The ATHOS project will receive a total of EUR 5.1 millionover the course of three years. Roughly 45 percent of the ATHOS budget will beprovided by central and regional government organizations, including the grantof EUR 933,000 to Domain Therapeutics.
"Domain Therapeutics' know-how in the field of GPCRscombined with our proprietary technology, DTect-All, and the excellence of ourtwo partners will enable us to bring a solution to this challenge ofidentifying candidate drugs targeting orphan GPCRs linked to schizophrenia," PascalNeuville, CEO of Domain Therapeutics, said in a press release. "The ATHOSproject allows us to extend our franchise in neuropsychiatric disorders and inchallenging and innovative therapeutic targets."
The project will be centered on orphan GPCRs. Currently,GPCRs represent the targets for 40 percent of drugs that are on the market,making them the largest class of therapeutic targets. Orphan GPCRs have gottenless attention, however, due to the lack of an identified endogenous ligand.This corner of the market represents a great deal of potential for discoveryand therapeutics, as roughly 150 orphan GPCRs have been described so far.
The ATHOS consortium, which is led by Domain Therapeutics,also includes Prestwick Chemical and the Brigitte Kieffer laboratory at theInstitute of Genetics and Molecular and Cellular Biology. The Brigitte Kiefferlaboratory will be in charge of mapping orphan GPCRs in the brain as well asobtaining animal models in order to validate targets for neuropsychiatricdisorders. For its part, Prestwick Chemical will leverage its experience inoptimizing active compounds.
Schizophrenia currently affects an estimated 24 millionpeople worldwide, and according to the World Health Organization, more than 50percent of those suffering from schizophrenia are not receiving appropriatecare. The disease, which affects the central nervous system, generally beginsin adolescence. It involves a dissociation of the patient's personality, andauditory hallucinations, paranoid delirium and attention disorders are common.In addition, the life expectancy of those with schizophrenia is on average 12years shorter than that of those without the disease. WHO notes that "thoughthe incidence is low (3-10,000), the prevalence is high due to chronicity." While there are treatments available, there is no cure for the disease.

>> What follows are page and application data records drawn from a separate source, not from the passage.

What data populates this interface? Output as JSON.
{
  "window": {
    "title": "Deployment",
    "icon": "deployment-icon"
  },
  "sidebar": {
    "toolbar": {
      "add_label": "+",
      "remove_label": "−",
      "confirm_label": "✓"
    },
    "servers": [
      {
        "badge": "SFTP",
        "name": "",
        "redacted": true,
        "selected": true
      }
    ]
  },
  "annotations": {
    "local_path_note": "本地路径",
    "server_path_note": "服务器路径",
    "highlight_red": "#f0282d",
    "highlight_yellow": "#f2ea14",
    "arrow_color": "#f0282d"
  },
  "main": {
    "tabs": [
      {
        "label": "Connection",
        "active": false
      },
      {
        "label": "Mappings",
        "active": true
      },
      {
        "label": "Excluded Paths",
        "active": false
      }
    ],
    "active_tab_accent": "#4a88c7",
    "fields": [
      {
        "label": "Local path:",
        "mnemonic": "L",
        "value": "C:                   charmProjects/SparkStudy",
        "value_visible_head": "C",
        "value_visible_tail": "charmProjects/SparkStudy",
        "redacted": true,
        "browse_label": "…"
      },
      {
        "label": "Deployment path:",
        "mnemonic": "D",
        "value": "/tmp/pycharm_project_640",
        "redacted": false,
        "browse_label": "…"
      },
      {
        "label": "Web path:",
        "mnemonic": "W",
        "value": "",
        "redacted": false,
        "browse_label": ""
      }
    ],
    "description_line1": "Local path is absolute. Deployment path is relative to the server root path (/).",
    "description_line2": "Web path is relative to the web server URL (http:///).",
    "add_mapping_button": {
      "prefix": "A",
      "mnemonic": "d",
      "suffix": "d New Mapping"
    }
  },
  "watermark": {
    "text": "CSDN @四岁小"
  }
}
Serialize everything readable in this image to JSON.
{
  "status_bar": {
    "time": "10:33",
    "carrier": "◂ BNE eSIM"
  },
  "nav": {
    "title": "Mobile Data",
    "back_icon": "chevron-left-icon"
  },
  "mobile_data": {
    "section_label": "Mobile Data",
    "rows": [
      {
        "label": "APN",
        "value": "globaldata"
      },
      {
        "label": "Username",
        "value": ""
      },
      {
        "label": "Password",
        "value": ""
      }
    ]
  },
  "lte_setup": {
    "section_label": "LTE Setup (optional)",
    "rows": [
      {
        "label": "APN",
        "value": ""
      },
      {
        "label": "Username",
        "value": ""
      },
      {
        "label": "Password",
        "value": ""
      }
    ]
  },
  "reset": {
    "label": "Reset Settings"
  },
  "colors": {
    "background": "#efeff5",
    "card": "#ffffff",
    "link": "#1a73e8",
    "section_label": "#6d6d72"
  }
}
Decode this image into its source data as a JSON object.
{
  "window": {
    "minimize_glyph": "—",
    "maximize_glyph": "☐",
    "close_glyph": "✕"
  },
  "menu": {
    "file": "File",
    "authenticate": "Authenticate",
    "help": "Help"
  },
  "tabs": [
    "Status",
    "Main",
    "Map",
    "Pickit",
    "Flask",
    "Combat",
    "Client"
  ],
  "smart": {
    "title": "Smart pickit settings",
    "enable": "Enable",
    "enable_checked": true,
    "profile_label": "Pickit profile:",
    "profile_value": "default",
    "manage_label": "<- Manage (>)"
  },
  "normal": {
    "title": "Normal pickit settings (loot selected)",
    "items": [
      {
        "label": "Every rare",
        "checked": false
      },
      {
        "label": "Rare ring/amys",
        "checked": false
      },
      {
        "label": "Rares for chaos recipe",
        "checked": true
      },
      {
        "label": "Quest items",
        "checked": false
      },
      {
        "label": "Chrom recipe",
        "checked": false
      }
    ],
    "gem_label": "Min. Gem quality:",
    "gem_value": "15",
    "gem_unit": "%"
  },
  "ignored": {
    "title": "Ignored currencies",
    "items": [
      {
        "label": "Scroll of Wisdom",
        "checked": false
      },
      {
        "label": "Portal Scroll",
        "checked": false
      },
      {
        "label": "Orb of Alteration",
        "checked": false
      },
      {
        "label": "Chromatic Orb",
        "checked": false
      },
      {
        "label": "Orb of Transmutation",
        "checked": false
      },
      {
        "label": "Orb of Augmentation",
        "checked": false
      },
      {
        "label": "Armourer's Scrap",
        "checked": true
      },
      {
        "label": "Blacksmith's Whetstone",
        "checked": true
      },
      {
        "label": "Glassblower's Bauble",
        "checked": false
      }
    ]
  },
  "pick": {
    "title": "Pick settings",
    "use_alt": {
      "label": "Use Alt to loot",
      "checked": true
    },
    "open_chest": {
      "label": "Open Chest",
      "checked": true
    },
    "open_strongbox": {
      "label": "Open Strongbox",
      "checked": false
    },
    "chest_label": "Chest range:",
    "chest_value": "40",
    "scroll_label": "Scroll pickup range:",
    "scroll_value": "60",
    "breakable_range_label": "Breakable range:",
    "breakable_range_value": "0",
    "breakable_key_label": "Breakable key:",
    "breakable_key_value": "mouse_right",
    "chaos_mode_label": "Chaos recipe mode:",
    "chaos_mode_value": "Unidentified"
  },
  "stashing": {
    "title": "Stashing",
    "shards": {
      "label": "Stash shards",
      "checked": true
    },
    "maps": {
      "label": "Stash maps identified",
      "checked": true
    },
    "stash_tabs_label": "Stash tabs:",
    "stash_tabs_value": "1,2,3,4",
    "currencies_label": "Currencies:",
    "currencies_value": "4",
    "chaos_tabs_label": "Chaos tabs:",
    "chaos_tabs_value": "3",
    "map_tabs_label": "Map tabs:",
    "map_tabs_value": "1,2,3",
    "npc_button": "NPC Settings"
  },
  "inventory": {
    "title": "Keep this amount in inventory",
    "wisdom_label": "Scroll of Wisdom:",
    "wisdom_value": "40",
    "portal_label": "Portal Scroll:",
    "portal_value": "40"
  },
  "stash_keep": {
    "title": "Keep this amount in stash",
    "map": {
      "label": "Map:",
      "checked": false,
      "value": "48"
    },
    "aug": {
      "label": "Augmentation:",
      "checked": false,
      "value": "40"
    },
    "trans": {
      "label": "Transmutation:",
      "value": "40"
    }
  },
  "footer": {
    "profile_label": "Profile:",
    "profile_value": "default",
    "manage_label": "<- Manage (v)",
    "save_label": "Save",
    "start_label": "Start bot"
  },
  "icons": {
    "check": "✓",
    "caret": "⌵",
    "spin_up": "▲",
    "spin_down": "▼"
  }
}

The funding that the project will receive comes from theFrench government fund Fonds Unique Interministériel, the Alsace Region andOSEO.
Domain Therapeutics press release